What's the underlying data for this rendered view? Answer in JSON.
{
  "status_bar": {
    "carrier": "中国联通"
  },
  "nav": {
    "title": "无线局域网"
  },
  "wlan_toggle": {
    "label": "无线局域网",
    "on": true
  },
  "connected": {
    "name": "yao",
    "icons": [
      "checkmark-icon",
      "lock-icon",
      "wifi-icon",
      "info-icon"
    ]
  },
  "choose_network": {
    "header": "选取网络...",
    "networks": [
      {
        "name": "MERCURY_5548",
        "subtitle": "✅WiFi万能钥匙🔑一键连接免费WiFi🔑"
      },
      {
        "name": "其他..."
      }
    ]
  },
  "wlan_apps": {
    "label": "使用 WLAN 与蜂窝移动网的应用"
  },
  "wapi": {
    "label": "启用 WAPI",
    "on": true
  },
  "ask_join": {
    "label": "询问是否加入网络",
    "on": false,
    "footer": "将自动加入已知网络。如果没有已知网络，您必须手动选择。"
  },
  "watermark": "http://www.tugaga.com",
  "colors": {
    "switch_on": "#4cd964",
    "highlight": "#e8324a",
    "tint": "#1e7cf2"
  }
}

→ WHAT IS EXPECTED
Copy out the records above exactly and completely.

→ RESPONSE FOR THIS EXERCISE
What's the underlying data for this rendered view? Answer in JSON.
{
  "status_bar": {
    "carrier": "中国联通"
  },
  "nav": {
    "title": "无线局域网"
  },
  "wlan_toggle": {
    "label": "无线局域网",
    "on": true
  },
  "connected": {
    "name": "yao",
    "icons": [
      "checkmark-icon",
      "lock-icon",
      "wifi-icon",
      "info-icon"
    ]
  },
  "choose_network": {
    "header": "选取网络...",
    "networks": [
      {
        "name": "MERCURY_5548",
        "subtitle": "✅WiFi万能钥匙🔑一键连接免费WiFi🔑"
      },
      {
        "name": "其他..."
      }
    ]
  },
  "wlan_apps": {
    "label": "使用 WLAN 与蜂窝移动网的应用"
  },
  "wapi": {
    "label": "启用 WAPI",
    "on": true
  },
  "ask_join": {
    "label": "询问是否加入网络",
    "on": false,
    "footer": "将自动加入已知网络。如果没有已知网络，您必须手动选择。"
  },
  "watermark": "http://www.tugaga.com",
  "colors": {
    "switch_on": "#4cd964",
    "highlight": "#e8324a",
    "tint": "#1e7cf2"
  }
}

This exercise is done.